Herb Stapleton, FBI Cyber Division Section Chief, while talking to Hillarie McClure on the Cybercrime Radio podcast, mentioned that post-pandemic, there was a 3x spike in the complaints received by the FBI's Internet Crime Complaint Center (IC3.gov). He further added – before March (2020), the IC3 was receiving 1,000 complaints per month, and now that figure is up to nearly 3,000.
In the Impact of Technology on Human Rights article, we stated, "While there are significant benefits that technology can bring, there are ethical considerations that modern societies must be aware of to further protect themselves from human rights violation with the advancing intelligent technology."
Bubble burst or comeback

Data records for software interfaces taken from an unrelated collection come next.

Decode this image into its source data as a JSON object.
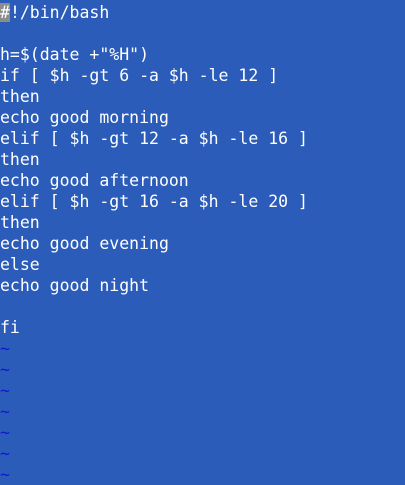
{
  "editor": {
    "cursor_char": "#",
    "first_line_rest": "!/bin/bash",
    "lines": [
      "",
      "h=$(date +\"%H\")",
      "if [ $h -gt 6 -a $h -le 12 ]",
      "then",
      "echo good morning",
      "elif [ $h -gt 12 -a $h -le 16 ]",
      "then",
      "echo good afternoon",
      "elif [ $h -gt 16 -a $h -le 20 ]",
      "then",
      "echo good evening",
      "else",
      "echo good night",
      "",
      "fi"
    ],
    "empty_marker": "~",
    "empty_line_count": 7
  },
  "colors": {
    "background": "#2b5cb9",
    "text": "#ffffff",
    "tilde": "#1414d8",
    "cursor": "#8c8c8c"
  }
}
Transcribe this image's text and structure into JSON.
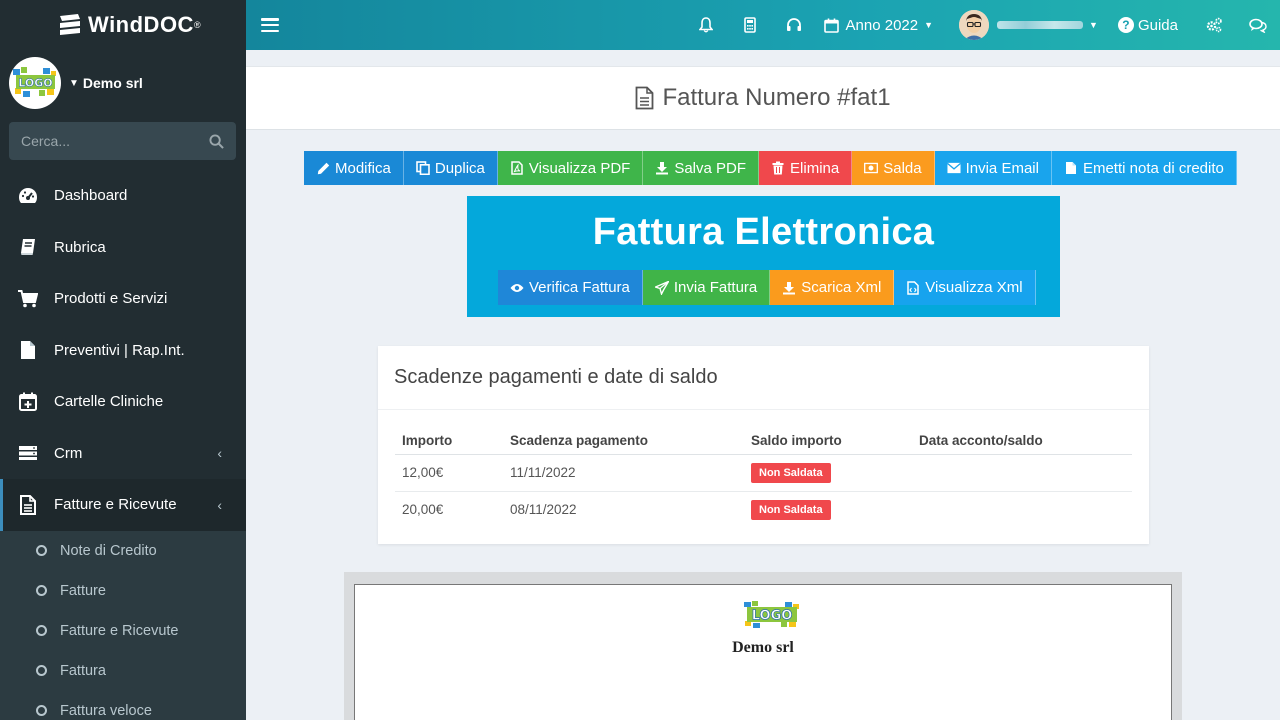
{
  "app": {
    "brand": "WindDOC",
    "brand_sup": "®",
    "company": "Demo srl",
    "logo_text": "LOGO"
  },
  "sidebar": {
    "search_placeholder": "Cerca...",
    "items": [
      {
        "label": "Dashboard",
        "icon": "dashboard-icon"
      },
      {
        "label": "Rubrica",
        "icon": "book-icon"
      },
      {
        "label": "Prodotti e Servizi",
        "icon": "cart-icon"
      },
      {
        "label": "Preventivi | Rap.Int.",
        "icon": "file-icon"
      },
      {
        "label": "Cartelle Cliniche",
        "icon": "calendar-plus-icon"
      },
      {
        "label": "Crm",
        "icon": "server-icon"
      },
      {
        "label": "Fatture e Ricevute",
        "icon": "file-text-icon"
      }
    ],
    "subitems": [
      "Note di Credito",
      "Fatture",
      "Fatture e Ricevute",
      "Fattura",
      "Fattura veloce"
    ]
  },
  "topbar": {
    "year_label": "Anno 2022",
    "help_label": "Guida"
  },
  "page": {
    "title": "Fattura Numero #fat1"
  },
  "actions": [
    {
      "label": "Modifica",
      "icon": "pencil-icon",
      "color": "#1a89d6"
    },
    {
      "label": "Duplica",
      "icon": "copy-icon",
      "color": "#1a89d6"
    },
    {
      "label": "Visualizza PDF",
      "icon": "file-pdf-icon",
      "color": "#3fb54a"
    },
    {
      "label": "Salva PDF",
      "icon": "download-icon",
      "color": "#3fb54a"
    },
    {
      "label": "Elimina",
      "icon": "trash-icon",
      "color": "#f0484c"
    },
    {
      "label": "Salda",
      "icon": "money-icon",
      "color": "#fb9b1e"
    },
    {
      "label": "Invia Email",
      "icon": "envelope-icon",
      "color": "#19a4ed"
    },
    {
      "label": "Emetti nota di credito",
      "icon": "file-icon",
      "color": "#19a4ed"
    }
  ],
  "fattura_elettronica": {
    "title": "Fattura Elettronica",
    "buttons": [
      {
        "label": "Verifica Fattura",
        "icon": "eye-icon"
      },
      {
        "label": "Invia Fattura",
        "icon": "paper-plane-icon"
      },
      {
        "label": "Scarica Xml",
        "icon": "download-icon"
      },
      {
        "label": "Visualizza Xml",
        "icon": "file-code-icon"
      }
    ]
  },
  "scadenze": {
    "title": "Scadenze pagamenti e date di saldo",
    "columns": [
      "Importo",
      "Scadenza pagamento",
      "Saldo importo",
      "Data acconto/saldo"
    ],
    "rows": [
      {
        "importo": "12,00€",
        "scadenza": "11/11/2022",
        "saldo": "Non Saldata",
        "data": ""
      },
      {
        "importo": "20,00€",
        "scadenza": "08/11/2022",
        "saldo": "Non Saldata",
        "data": ""
      }
    ]
  },
  "document_preview": {
    "company": "Demo srl"
  }
}
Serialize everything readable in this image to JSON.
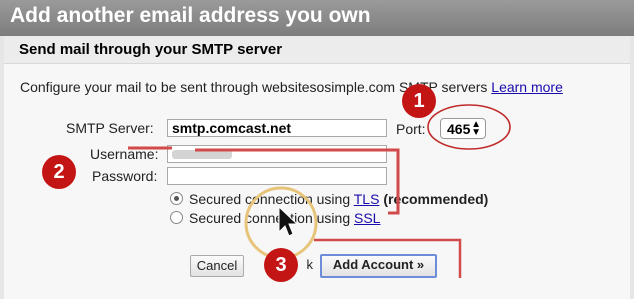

During the beginning of the pandemic, enterprises and individuals opted for quick bites into everything that came their way. The adoption of the technological solution was the same, and everyone went with a readily available and cost-effective solution. Later as the time passed, everyone thought through the actual value and re-assessed the solution at hand. The assessment resulted in opting for a more robust and secure solution.
As a result, in the first quarter of 2022, when covid cases were diminishing, tech companies were experiencing negative growth. According to a May 2022 CNBC report, "Big Tech suffered a massive sell-off, with Amazon dropping almost 8% and Facebook owner Meta Platforms off about 7%. Among other big names: Apple fell nearly 6%; Google parent Alphabet declined about 5%, and Microsoft shares slid 4%. Overall, the Nasdaq plummeted 5%."
The report further adds, "For certain Covid winners like Netflix, Zoom, Peloton and Twilio, the reversal of fortune has been even more dramatic than the run-up. Each of them is down more than 45% year to date, and their slumps deepened Thursday."
We might have to wait for a quarter or two to get the exact reason.
Although most experts termed remote working as the New Normal, with recent developments (the fall in revenue for tech-based companies). Can we say it was just a bubble blown out by the pandemic, and a crucial reason can be privacy concerns?